All the records that follow need to be reproduced exactly. Omit the images.
--- SOURCE RECORDS ---
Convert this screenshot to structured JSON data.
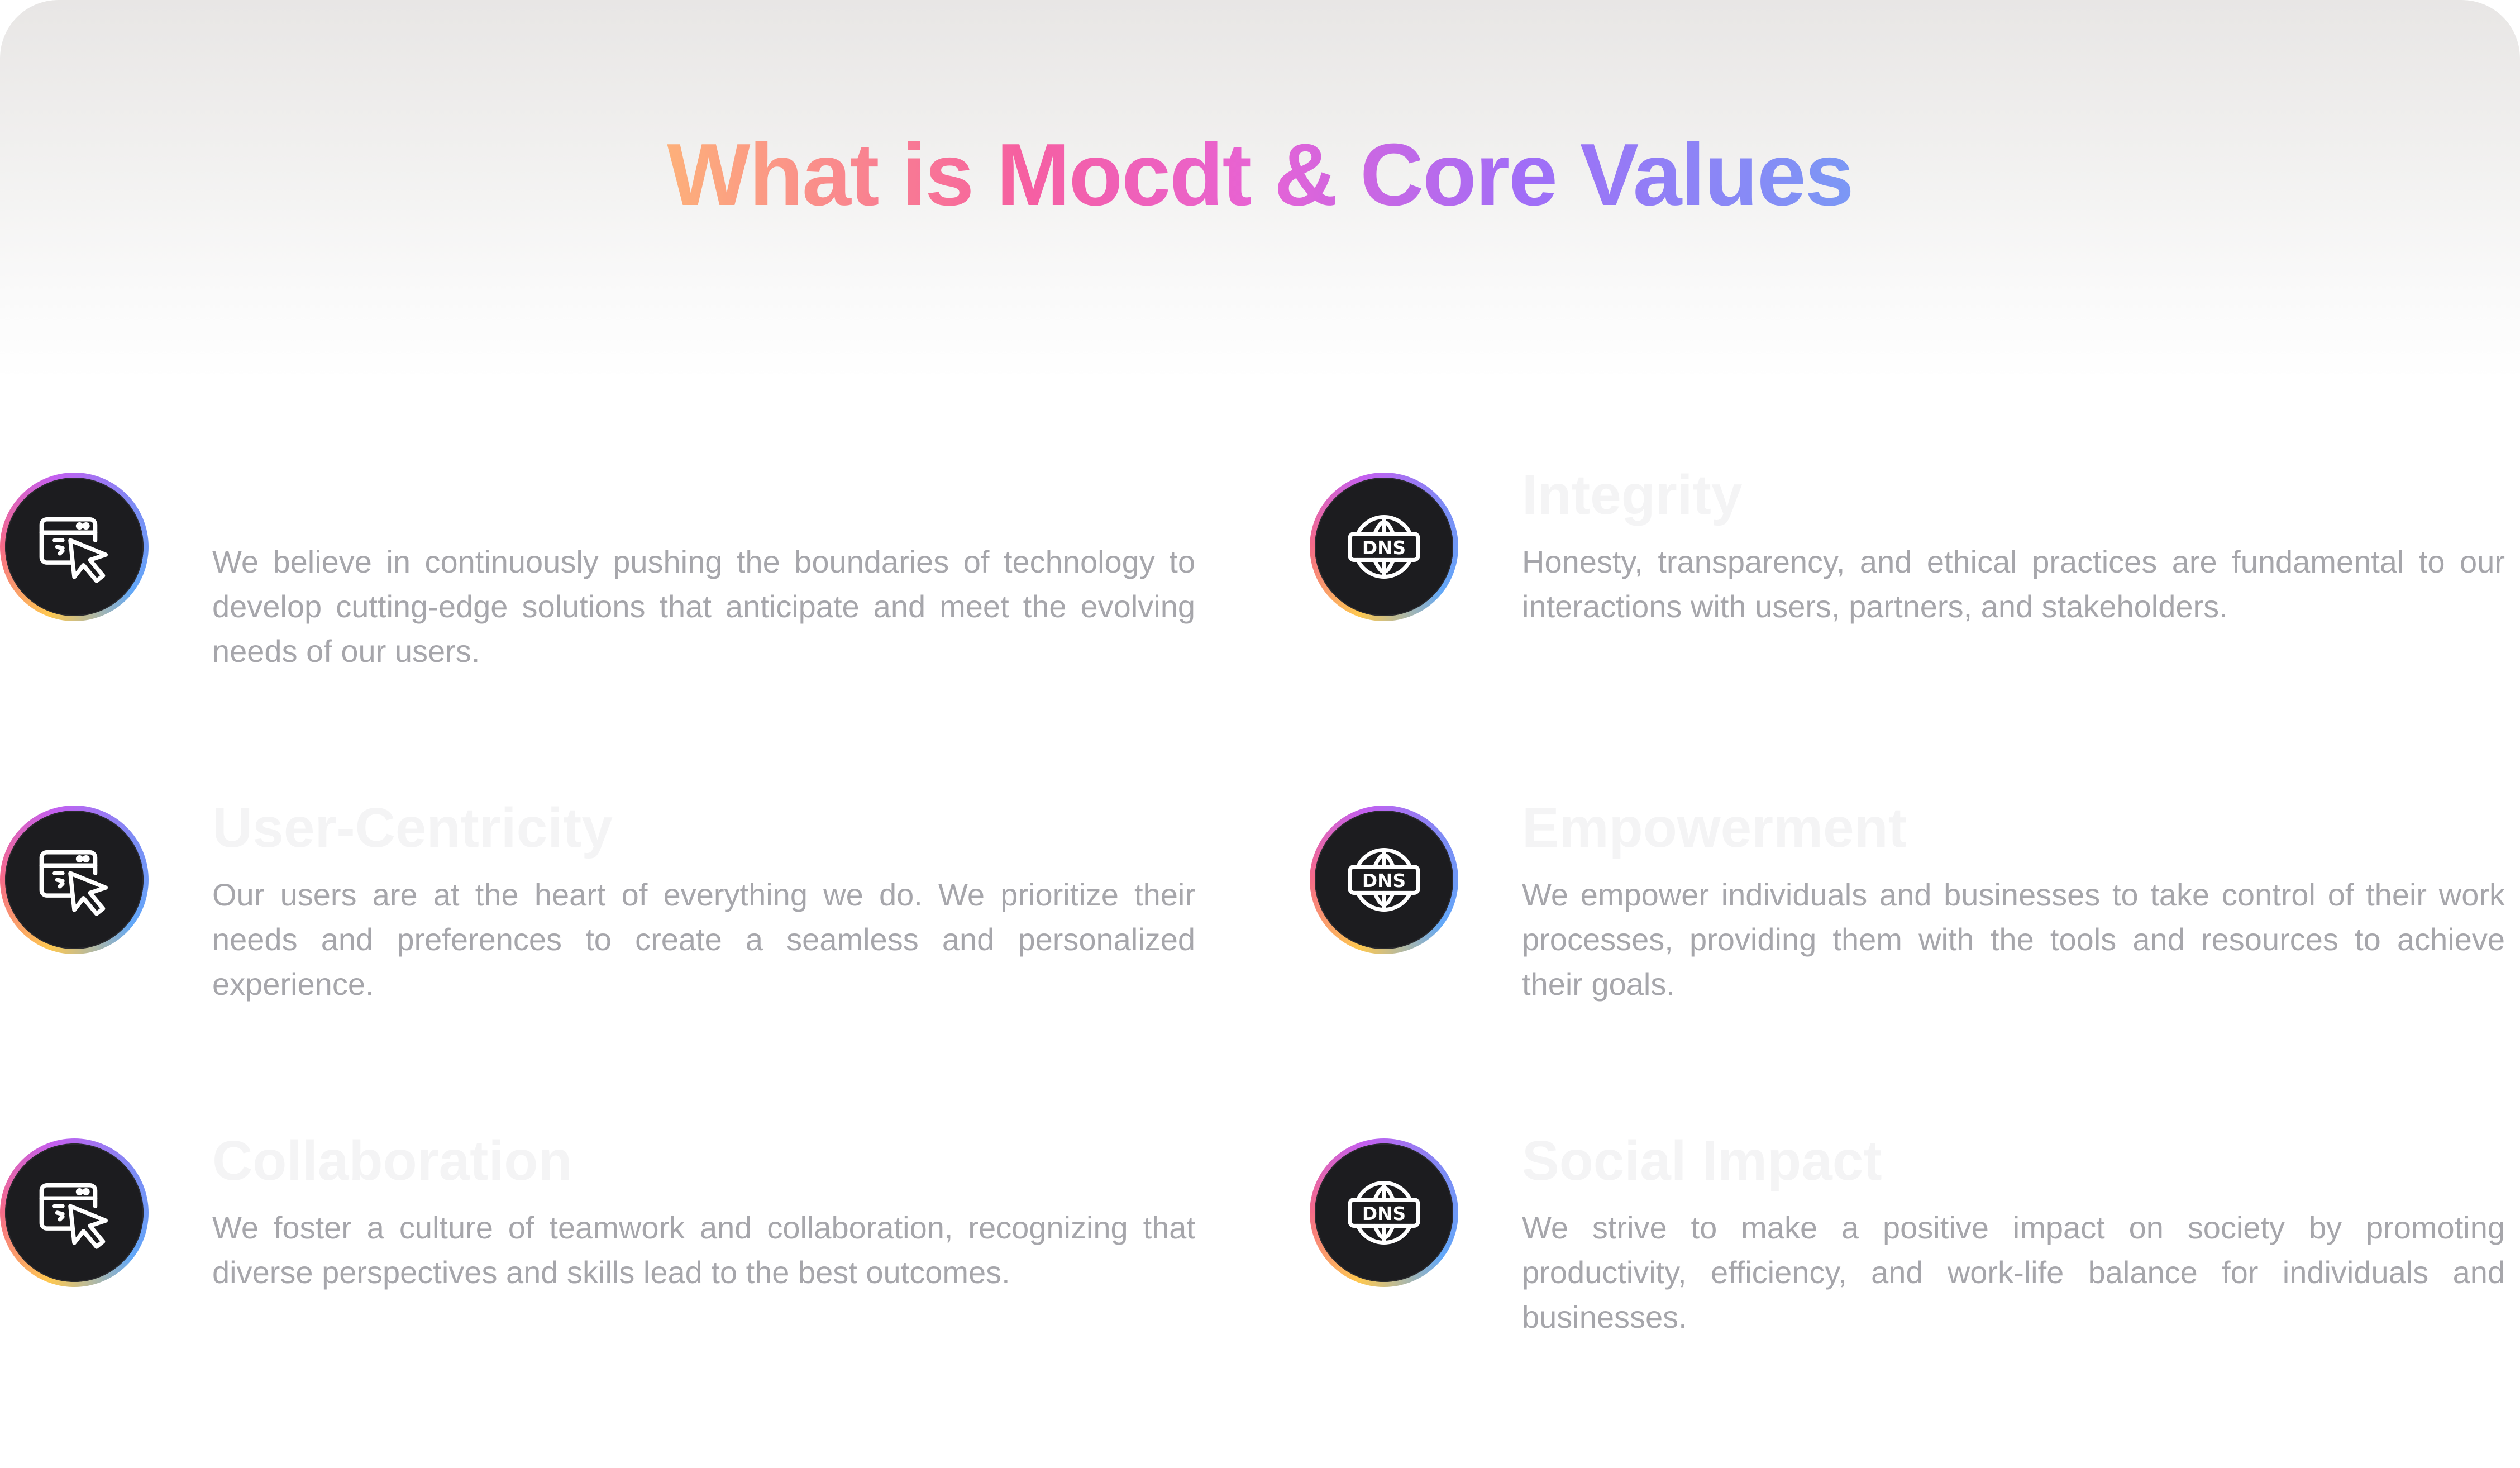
{
  "header": {
    "title": "What is Mocdt & Core Values"
  },
  "values": [
    {
      "title": "",
      "description": "We believe in continuously pushing the boundaries of technology to develop cutting-edge solutions that anticipate and meet the evolving needs of our users.",
      "icon": "browser-cursor-icon"
    },
    {
      "title": "Integrity",
      "description": "Honesty, transparency, and ethical practices are fundamental to our interactions with users, partners, and stakeholders.",
      "icon": "dns-globe-icon"
    },
    {
      "title": "User-Centricity",
      "description": "Our users are at the heart of everything we do. We prioritize their needs and preferences to create a seamless and personalized experience.",
      "icon": "browser-cursor-icon"
    },
    {
      "title": "Empowerment",
      "description": "We empower individuals and businesses to take control of their work processes, providing them with the tools and resources to achieve their goals.",
      "icon": "dns-globe-icon"
    },
    {
      "title": "Collaboration",
      "description": "We foster a culture of teamwork and collaboration, recognizing that diverse perspectives and skills lead to the best outcomes.",
      "icon": "browser-cursor-icon"
    },
    {
      "title": "Social Impact",
      "description": "We strive to make a positive impact on society by promoting productivity, efficiency, and work-life balance for individuals and businesses.",
      "icon": "dns-globe-icon"
    }
  ],
  "colors": {
    "title_gradient": [
      "#fdb07a",
      "#f65fa1",
      "#e763d5",
      "#a16df7",
      "#7b98f5"
    ],
    "icon_ring_gradient": [
      "#fec850",
      "#f56a8a",
      "#c45ff0",
      "#7c8cf5",
      "#62a8f8"
    ],
    "icon_background": "#1c1c1f",
    "description_text": "#a6a6ab",
    "heading_text": "#f4f4f5"
  }
}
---
◆ FINAL ANSWER ◆
Convert this screenshot to structured JSON data.
{
  "header": {
    "title": "What is Mocdt & Core Values"
  },
  "values": [
    {
      "title": "",
      "description": "We believe in continuously pushing the boundaries of technology to develop cutting-edge solutions that anticipate and meet the evolving needs of our users.",
      "icon": "browser-cursor-icon"
    },
    {
      "title": "Integrity",
      "description": "Honesty, transparency, and ethical practices are fundamental to our interactions with users, partners, and stakeholders.",
      "icon": "dns-globe-icon"
    },
    {
      "title": "User-Centricity",
      "description": "Our users are at the heart of everything we do. We prioritize their needs and preferences to create a seamless and personalized experience.",
      "icon": "browser-cursor-icon"
    },
    {
      "title": "Empowerment",
      "description": "We empower individuals and businesses to take control of their work processes, providing them with the tools and resources to achieve their goals.",
      "icon": "dns-globe-icon"
    },
    {
      "title": "Collaboration",
      "description": "We foster a culture of teamwork and collaboration, recognizing that diverse perspectives and skills lead to the best outcomes.",
      "icon": "browser-cursor-icon"
    },
    {
      "title": "Social Impact",
      "description": "We strive to make a positive impact on society by promoting productivity, efficiency, and work-life balance for individuals and businesses.",
      "icon": "dns-globe-icon"
    }
  ],
  "colors": {
    "title_gradient": [
      "#fdb07a",
      "#f65fa1",
      "#e763d5",
      "#a16df7",
      "#7b98f5"
    ],
    "icon_ring_gradient": [
      "#fec850",
      "#f56a8a",
      "#c45ff0",
      "#7c8cf5",
      "#62a8f8"
    ],
    "icon_background": "#1c1c1f",
    "description_text": "#a6a6ab",
    "heading_text": "#f4f4f5"
  }
}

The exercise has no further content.